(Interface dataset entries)
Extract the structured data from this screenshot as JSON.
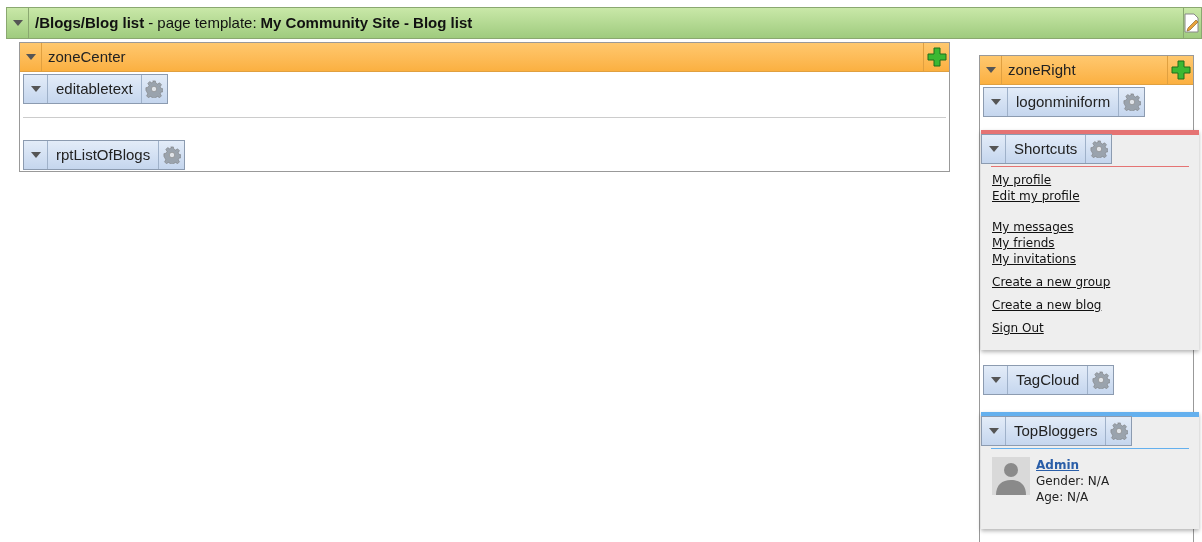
{
  "header": {
    "path": "/Blogs/Blog list",
    "separator": " - page template: ",
    "template": "My Community Site - Blog list"
  },
  "zone_center": {
    "title": "zoneCenter",
    "webparts": [
      {
        "title": "editabletext"
      },
      {
        "title": "rptListOfBlogs"
      }
    ]
  },
  "zone_right": {
    "title": "zoneRight",
    "logon": {
      "title": "logonminiform"
    },
    "shortcuts": {
      "title": "Shortcuts",
      "groups": [
        [
          "My profile",
          "Edit my profile"
        ],
        [
          "My messages",
          "My friends",
          "My invitations"
        ],
        [
          "Create a new group"
        ],
        [
          "Create a new blog"
        ],
        [
          "Sign Out"
        ]
      ]
    },
    "tagcloud": {
      "title": "TagCloud"
    },
    "top_bloggers": {
      "title": "TopBloggers",
      "users": [
        {
          "name": "Admin",
          "gender": "Gender: N/A",
          "age": "Age: N/A"
        }
      ]
    }
  }
}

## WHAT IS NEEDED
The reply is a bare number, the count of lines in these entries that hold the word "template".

## TASK ANSWER
2